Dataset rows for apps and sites
----
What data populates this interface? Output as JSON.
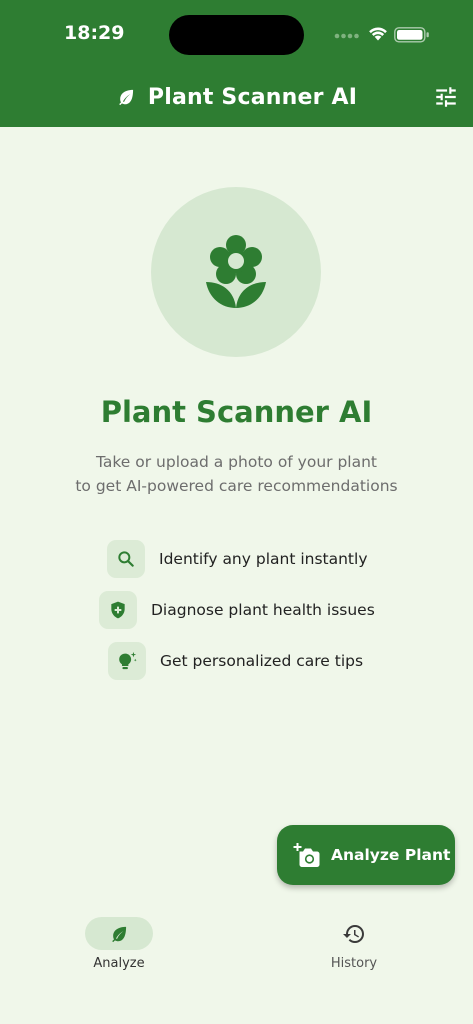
{
  "status_bar": {
    "time": "18:29"
  },
  "app_bar": {
    "title": "Plant Scanner AI",
    "leading_icon": "leaf-icon",
    "action_icon": "tune-icon"
  },
  "hero": {
    "icon": "flower-icon"
  },
  "main": {
    "title": "Plant Scanner AI",
    "subtitle_line1": "Take or upload a photo of your plant",
    "subtitle_line2": "to get AI-powered care recommendations"
  },
  "features": [
    {
      "icon": "search-icon",
      "label": "Identify any plant instantly"
    },
    {
      "icon": "health-shield-icon",
      "label": "Diagnose plant health issues"
    },
    {
      "icon": "lightbulb-sparkle-icon",
      "label": "Get personalized care tips"
    }
  ],
  "fab": {
    "label": "Analyze Plant",
    "icon": "add-camera-icon"
  },
  "bottom_nav": {
    "items": [
      {
        "label": "Analyze",
        "icon": "leaf-icon",
        "active": true
      },
      {
        "label": "History",
        "icon": "history-icon",
        "active": false
      }
    ]
  },
  "colors": {
    "primary": "#2e7d32",
    "background": "#f0f7ea",
    "hero_circle": "#d6e8d1",
    "chip": "#dcebd6"
  }
}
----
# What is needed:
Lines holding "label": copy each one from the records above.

# Task solution:
      "label": "Identify any plant instantly"
      "label": "Diagnose plant health issues"
      "label": "Get personalized care tips"
    "label": "Analyze Plant",
        "label": "Analyze",
        "label": "History",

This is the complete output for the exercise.